EXERCISE PROMPT:
Report every line in the listing that contains the string "align".

GIVEN RECORDS:

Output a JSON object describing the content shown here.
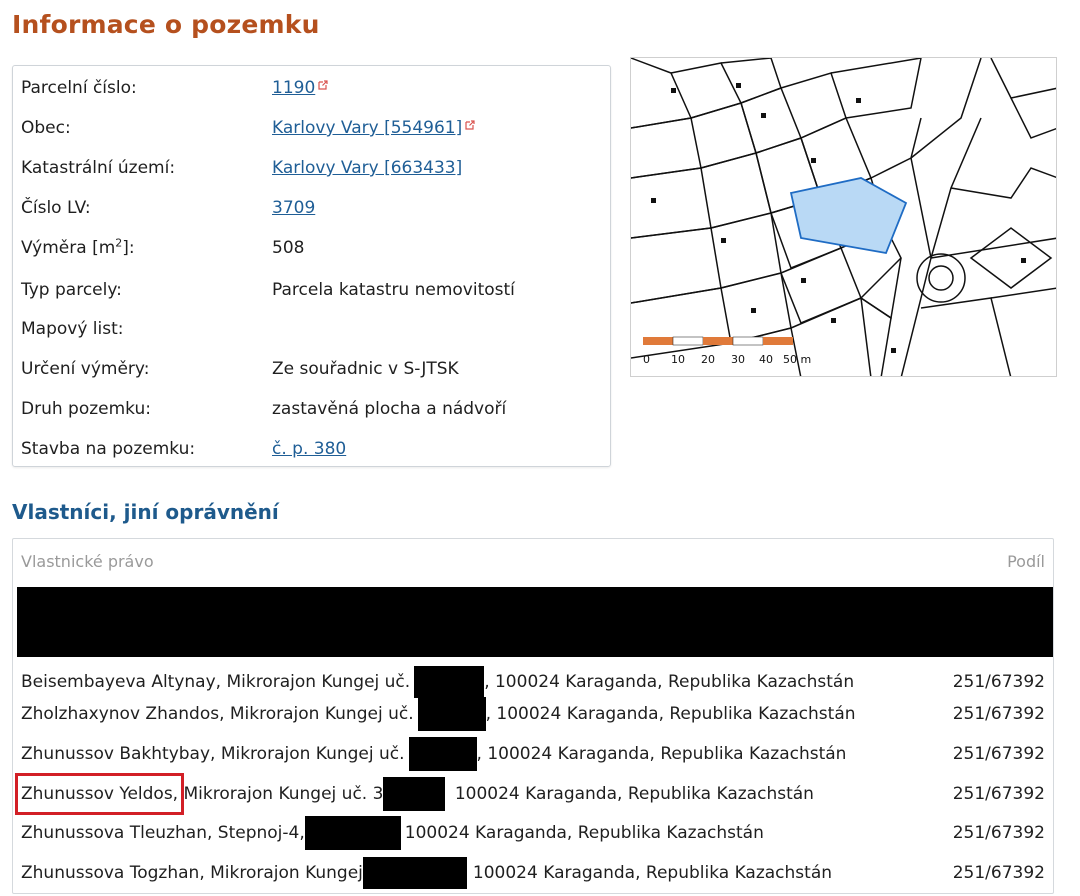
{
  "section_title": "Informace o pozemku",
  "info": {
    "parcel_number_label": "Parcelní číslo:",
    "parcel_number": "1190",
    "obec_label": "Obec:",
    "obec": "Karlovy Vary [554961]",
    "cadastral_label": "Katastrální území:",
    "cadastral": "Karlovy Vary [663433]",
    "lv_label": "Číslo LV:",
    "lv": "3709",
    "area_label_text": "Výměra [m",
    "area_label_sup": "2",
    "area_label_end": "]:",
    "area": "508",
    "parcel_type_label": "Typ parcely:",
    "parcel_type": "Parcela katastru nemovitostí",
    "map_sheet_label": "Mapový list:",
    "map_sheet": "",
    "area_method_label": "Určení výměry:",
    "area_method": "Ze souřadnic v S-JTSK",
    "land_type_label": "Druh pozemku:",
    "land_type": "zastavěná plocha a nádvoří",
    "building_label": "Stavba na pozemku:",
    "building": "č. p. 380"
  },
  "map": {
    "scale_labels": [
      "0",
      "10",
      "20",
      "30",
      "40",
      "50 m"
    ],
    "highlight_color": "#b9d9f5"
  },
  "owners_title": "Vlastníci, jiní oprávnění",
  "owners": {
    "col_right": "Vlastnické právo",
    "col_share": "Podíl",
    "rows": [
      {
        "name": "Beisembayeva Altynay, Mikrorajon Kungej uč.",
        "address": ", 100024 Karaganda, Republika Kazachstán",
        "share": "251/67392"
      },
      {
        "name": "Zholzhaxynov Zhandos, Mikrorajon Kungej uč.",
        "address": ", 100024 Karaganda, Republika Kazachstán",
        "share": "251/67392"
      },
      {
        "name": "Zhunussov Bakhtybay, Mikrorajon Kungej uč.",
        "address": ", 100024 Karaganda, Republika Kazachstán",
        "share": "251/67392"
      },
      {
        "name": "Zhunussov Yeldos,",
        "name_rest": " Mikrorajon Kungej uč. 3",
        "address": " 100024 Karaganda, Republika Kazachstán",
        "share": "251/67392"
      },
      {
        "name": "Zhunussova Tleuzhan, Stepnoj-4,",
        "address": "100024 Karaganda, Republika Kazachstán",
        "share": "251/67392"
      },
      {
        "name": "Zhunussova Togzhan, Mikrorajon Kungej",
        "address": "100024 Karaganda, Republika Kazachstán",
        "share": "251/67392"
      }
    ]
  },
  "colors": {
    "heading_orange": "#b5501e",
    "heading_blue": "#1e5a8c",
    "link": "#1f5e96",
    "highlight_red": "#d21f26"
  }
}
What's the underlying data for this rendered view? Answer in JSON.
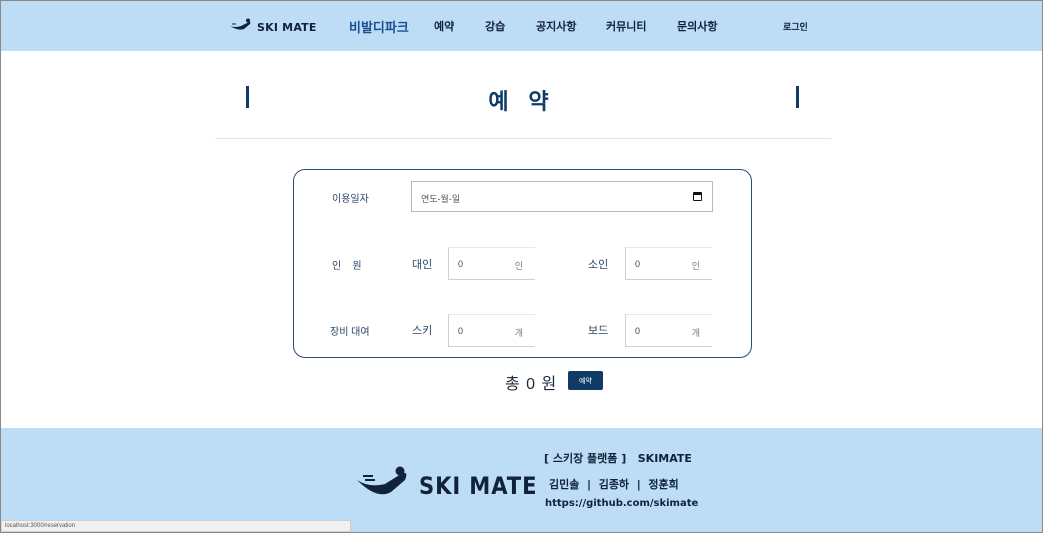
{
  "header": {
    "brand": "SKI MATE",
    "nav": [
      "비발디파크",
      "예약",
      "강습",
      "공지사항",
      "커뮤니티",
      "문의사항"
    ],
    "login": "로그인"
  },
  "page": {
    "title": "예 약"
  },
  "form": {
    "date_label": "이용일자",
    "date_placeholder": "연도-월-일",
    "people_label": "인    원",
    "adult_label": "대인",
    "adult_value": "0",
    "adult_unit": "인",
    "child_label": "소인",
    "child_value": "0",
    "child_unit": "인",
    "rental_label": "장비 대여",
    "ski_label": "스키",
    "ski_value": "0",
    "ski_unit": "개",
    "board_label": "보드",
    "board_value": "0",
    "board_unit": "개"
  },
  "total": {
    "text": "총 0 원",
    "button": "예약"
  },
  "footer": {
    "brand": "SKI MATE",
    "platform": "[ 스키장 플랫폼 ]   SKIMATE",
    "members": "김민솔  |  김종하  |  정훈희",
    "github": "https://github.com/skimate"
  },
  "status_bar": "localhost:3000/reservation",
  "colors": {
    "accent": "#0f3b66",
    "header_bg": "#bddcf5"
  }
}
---
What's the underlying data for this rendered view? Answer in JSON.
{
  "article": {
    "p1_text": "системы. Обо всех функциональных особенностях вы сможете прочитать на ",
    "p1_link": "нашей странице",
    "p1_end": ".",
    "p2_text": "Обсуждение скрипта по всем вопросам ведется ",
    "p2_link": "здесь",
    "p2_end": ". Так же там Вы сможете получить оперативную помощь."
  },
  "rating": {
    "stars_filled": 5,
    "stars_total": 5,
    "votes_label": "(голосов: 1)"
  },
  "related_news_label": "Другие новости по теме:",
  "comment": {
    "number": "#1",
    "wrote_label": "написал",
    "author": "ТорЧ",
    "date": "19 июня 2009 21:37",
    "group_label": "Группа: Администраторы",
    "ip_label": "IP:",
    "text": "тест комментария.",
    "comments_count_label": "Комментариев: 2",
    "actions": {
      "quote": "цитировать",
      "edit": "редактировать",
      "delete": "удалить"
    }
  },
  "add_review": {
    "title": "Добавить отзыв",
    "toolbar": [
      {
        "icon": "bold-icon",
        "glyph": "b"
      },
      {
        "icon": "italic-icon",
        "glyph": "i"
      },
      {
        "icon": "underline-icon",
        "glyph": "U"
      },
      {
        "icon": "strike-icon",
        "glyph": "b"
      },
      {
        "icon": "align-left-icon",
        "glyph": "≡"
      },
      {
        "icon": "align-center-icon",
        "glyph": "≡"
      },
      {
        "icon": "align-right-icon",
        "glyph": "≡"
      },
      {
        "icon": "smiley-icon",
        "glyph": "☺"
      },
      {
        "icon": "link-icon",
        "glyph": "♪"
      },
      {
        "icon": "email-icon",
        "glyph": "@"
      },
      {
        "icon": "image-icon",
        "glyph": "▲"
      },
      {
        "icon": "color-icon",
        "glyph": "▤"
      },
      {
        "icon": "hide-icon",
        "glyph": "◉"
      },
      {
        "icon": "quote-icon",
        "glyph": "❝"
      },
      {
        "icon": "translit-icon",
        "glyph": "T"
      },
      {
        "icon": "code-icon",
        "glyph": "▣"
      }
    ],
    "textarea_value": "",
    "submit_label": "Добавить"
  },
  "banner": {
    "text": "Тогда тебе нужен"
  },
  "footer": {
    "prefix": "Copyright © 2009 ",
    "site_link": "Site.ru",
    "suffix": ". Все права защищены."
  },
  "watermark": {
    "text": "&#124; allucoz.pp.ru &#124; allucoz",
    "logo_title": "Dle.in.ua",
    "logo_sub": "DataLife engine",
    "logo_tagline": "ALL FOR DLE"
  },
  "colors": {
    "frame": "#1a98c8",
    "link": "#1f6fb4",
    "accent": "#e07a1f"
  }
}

RESPONSE BELOW:
        "icon": "align-left-icon",
        "icon": "align-center-icon",
        "icon": "align-right-icon",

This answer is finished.